Hasta Siempre, Seve
Most saddening news in the golf world overnight.
Seve Ballesteros, the celebrated and widely admired Spanish golfer, finally succumbed to the brain cancer that first felled him at the Madrid airport in 2008.
I was a wee lad when Ballesteros came on to the scene, just learning the game of golf myself, but over the last 30 years, few professional golfers came to be so widely admired and loved as he.
Known as a shotmaker’s shotmaker, Jack Nicklaus mentions in this New York Times’ coverage of Ballesteros’ death “he could get up and down out of a garbage can. He could do anything with a golf club and a golf ball.”
And often did. In 1979, he won his first Royal Lytham by purposely playing a shot into, and then out of, a parking lot because that’s where the prevailing winds were.
As a golfer, I can only say to laypeople who don’t play the game that, in most cases, parking lots are where you want to pick up or drop off your clubs, not fire off a shot in the British Open.

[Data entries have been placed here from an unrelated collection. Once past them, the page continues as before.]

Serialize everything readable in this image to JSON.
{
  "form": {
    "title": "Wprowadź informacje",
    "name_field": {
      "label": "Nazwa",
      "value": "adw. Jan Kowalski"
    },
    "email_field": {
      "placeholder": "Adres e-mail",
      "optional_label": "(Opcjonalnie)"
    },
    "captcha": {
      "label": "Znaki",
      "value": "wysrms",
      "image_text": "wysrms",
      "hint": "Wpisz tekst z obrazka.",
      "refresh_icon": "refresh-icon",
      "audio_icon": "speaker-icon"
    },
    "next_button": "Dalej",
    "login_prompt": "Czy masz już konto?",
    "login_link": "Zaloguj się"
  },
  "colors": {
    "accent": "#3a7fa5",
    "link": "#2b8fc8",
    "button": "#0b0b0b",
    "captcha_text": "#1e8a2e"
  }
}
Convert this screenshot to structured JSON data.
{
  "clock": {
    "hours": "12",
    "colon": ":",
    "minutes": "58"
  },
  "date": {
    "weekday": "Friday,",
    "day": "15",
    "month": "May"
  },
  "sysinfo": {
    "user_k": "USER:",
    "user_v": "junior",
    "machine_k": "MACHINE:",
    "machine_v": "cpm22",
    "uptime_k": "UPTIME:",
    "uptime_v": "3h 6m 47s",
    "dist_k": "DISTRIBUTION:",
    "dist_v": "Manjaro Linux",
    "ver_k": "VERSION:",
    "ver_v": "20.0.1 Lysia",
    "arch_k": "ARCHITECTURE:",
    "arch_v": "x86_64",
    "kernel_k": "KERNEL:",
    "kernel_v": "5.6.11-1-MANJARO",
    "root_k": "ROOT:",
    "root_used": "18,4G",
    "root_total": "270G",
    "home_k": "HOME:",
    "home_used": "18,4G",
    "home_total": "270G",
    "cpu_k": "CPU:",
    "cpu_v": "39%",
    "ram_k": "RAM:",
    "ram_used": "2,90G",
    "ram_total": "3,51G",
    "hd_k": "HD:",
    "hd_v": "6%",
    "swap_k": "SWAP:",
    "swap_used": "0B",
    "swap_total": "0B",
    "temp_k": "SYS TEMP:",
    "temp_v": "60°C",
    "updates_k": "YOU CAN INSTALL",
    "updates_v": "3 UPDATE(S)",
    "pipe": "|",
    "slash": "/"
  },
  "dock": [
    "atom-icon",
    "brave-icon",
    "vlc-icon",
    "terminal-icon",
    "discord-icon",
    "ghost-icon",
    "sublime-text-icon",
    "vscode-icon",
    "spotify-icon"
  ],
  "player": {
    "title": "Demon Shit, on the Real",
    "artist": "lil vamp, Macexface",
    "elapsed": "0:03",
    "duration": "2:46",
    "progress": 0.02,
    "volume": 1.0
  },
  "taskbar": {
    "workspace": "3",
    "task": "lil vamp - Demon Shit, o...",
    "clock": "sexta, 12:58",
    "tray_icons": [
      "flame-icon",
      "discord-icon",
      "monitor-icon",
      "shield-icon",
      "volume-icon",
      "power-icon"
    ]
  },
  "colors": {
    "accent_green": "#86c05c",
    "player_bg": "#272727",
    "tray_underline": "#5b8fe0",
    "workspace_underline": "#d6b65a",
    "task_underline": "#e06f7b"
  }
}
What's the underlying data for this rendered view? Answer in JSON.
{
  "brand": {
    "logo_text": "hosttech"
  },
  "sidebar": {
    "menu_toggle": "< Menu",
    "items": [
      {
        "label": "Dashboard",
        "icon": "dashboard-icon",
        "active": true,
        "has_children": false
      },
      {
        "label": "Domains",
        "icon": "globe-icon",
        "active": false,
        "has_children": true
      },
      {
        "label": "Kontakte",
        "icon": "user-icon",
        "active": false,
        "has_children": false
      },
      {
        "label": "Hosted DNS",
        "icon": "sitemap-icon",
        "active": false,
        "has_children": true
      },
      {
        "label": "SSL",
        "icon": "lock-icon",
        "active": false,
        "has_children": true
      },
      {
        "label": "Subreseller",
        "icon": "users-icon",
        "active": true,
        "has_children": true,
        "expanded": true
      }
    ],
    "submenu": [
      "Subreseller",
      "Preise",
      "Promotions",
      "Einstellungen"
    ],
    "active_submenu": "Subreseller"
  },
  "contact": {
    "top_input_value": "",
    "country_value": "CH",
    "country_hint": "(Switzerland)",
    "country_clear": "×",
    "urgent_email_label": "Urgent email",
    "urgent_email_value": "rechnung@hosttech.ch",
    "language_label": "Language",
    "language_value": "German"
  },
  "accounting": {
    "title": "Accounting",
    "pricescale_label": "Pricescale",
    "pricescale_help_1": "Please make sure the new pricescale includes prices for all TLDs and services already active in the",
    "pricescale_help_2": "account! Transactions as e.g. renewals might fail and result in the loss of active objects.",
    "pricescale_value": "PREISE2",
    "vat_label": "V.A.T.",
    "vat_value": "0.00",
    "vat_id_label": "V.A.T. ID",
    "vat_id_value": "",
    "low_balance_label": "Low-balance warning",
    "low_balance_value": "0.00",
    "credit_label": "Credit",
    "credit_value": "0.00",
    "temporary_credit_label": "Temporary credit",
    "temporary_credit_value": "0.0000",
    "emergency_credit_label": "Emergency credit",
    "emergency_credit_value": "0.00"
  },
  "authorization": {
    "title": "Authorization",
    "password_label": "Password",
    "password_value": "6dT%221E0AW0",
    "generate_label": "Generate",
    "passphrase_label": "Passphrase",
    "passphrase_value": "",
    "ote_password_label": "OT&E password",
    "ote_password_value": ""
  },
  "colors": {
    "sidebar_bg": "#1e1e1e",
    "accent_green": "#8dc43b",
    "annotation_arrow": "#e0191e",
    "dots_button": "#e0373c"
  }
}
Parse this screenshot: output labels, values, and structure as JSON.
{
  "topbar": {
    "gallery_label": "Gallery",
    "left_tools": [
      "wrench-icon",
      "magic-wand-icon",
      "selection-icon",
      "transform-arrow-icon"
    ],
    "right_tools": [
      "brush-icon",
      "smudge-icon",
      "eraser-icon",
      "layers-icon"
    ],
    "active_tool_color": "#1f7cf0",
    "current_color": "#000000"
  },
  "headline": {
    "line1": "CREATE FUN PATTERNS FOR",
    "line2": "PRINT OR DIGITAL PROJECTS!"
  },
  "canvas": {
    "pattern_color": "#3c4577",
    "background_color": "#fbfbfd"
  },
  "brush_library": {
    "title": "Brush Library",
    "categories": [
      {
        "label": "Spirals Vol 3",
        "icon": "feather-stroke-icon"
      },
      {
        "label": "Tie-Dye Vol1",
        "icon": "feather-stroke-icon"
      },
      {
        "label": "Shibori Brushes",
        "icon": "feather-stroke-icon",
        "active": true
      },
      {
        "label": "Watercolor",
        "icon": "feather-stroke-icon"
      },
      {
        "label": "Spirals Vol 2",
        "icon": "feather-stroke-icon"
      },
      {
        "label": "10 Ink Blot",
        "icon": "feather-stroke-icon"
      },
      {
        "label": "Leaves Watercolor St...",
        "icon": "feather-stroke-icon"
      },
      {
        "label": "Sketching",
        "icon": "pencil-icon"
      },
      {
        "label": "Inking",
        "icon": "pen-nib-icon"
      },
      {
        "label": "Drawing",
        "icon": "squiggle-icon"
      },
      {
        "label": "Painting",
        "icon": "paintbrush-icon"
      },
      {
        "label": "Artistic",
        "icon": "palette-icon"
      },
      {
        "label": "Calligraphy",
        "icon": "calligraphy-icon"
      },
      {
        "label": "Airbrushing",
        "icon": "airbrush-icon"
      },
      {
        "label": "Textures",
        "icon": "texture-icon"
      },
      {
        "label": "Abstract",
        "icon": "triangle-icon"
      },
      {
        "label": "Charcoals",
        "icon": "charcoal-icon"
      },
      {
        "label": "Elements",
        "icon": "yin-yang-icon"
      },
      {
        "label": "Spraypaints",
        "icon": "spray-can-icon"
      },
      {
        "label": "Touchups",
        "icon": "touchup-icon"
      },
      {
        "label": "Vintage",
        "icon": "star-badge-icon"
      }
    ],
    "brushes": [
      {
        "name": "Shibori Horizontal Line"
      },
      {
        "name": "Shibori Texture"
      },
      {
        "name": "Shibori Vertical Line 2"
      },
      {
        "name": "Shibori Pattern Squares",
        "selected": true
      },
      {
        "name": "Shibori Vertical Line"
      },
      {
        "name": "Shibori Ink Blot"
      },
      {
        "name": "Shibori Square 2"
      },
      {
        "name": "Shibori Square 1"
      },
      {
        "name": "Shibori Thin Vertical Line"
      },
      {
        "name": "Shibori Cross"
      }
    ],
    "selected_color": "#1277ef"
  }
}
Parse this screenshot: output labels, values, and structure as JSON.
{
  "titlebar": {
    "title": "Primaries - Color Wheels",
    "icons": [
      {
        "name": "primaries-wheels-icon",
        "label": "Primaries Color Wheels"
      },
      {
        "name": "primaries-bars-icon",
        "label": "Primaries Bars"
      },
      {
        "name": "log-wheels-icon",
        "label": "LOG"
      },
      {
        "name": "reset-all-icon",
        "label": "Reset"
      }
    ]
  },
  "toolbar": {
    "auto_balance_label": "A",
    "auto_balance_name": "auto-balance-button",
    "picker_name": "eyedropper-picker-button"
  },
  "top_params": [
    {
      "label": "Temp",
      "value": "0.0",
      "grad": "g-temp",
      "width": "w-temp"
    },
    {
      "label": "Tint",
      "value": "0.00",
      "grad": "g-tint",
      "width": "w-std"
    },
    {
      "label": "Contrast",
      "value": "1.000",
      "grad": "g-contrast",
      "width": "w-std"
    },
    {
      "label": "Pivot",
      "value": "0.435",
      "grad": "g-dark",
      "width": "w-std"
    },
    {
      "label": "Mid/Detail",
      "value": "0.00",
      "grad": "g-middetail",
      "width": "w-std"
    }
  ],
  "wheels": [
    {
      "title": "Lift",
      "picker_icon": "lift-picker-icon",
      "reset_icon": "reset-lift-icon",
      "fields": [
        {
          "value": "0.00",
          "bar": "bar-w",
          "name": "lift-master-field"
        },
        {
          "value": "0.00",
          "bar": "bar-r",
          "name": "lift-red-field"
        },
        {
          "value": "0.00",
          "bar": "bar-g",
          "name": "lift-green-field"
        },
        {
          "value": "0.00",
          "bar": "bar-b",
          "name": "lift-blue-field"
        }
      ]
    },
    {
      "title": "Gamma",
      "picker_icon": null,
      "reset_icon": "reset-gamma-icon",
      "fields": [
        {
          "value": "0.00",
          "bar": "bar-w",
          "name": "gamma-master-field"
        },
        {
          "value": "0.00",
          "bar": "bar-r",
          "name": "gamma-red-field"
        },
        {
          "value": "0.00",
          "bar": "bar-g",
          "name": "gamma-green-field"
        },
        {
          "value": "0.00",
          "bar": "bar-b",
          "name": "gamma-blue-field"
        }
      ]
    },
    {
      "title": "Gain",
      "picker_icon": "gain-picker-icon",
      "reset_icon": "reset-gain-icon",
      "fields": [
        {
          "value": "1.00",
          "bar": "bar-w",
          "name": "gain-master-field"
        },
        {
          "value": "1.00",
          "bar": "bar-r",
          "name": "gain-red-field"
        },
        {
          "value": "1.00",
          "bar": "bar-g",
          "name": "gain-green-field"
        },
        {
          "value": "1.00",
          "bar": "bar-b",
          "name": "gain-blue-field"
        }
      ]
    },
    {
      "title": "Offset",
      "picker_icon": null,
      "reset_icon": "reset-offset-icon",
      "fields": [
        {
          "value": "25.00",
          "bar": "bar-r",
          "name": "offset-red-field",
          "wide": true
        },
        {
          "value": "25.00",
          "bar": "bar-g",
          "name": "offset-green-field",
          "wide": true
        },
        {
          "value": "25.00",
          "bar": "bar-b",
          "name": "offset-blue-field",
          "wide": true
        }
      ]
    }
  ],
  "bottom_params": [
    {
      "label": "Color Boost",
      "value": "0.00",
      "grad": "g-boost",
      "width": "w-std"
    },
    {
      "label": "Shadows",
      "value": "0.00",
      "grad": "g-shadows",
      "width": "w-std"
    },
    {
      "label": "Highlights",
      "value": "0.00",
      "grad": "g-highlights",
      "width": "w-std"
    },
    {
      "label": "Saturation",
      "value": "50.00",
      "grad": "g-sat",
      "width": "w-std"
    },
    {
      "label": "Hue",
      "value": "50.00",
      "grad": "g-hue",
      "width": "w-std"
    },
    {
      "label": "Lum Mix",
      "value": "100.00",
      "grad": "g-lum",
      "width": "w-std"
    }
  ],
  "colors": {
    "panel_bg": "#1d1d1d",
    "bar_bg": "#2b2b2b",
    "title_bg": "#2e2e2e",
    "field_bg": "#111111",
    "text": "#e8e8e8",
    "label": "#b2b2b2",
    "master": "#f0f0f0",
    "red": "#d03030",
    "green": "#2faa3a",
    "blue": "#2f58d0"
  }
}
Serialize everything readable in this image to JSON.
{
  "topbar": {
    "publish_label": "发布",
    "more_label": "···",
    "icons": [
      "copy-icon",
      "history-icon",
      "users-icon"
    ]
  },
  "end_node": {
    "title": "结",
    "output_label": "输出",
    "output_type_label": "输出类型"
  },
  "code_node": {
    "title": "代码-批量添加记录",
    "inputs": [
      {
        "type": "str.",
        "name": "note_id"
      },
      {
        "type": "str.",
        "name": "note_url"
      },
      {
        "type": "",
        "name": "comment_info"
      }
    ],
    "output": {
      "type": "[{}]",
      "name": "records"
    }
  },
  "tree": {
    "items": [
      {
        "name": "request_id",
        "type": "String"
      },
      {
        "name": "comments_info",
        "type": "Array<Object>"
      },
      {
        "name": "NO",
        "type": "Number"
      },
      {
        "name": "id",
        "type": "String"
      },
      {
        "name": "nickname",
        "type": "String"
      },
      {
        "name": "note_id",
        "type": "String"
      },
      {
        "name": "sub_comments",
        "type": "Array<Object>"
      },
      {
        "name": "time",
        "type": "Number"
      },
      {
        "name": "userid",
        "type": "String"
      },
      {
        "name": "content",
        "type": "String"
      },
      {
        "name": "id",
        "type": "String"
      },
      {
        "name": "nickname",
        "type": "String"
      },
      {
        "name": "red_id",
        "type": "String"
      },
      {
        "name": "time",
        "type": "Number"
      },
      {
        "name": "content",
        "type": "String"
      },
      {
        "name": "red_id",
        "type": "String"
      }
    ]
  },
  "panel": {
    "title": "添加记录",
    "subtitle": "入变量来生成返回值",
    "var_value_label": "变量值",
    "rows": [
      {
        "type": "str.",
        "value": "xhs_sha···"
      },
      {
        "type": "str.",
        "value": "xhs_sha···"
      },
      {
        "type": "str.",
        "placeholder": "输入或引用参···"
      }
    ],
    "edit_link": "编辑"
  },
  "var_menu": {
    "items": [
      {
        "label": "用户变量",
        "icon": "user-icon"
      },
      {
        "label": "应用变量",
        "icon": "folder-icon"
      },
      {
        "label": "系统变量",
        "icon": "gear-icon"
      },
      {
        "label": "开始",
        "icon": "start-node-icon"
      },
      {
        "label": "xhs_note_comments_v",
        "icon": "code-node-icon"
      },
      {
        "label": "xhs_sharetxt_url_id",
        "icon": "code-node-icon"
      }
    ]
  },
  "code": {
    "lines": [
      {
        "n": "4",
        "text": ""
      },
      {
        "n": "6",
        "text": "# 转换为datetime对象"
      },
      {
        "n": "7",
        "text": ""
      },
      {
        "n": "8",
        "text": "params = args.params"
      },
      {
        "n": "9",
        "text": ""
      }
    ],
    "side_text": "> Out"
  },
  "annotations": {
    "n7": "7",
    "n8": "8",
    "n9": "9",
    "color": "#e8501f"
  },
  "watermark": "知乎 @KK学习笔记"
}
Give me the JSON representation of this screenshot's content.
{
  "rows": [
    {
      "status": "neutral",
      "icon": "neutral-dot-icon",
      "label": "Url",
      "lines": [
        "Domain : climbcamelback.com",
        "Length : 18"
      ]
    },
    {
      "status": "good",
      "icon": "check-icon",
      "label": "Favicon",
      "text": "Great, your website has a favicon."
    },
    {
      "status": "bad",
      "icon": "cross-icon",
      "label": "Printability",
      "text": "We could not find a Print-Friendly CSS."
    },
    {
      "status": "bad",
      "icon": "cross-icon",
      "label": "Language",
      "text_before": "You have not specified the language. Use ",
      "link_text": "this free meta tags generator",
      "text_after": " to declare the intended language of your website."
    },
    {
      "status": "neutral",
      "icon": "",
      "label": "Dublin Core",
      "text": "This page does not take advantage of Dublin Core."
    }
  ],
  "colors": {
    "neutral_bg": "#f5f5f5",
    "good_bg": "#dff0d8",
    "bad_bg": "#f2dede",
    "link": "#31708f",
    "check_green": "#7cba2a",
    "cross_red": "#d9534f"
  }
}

The prevailing golf winds over this particular weekend, which with some karma somehow features the Spanish Open in Barcelona, are going to be saddened by Ballesteros’ passing with golf fans around the globe.
A minute’s moment of silence was held at the start of the day’s round in Barcelona, where celebrated Spanish golfers José María Olazábal and Miguel Ángel Jiménez were said to share tears and hugs before and during today’s round.
I will share in that sadness, but also try to remember that fantastic, brilliant gleaming smile that Seve would flash to the world when he made a great shot, or sometimes, a not-so-great shot.
He was a true gentleman who helped bring Europe greater recognition and participation into what’s known to be a gentleman’s game — his presence will be missed.
Hasta siempre, Seve.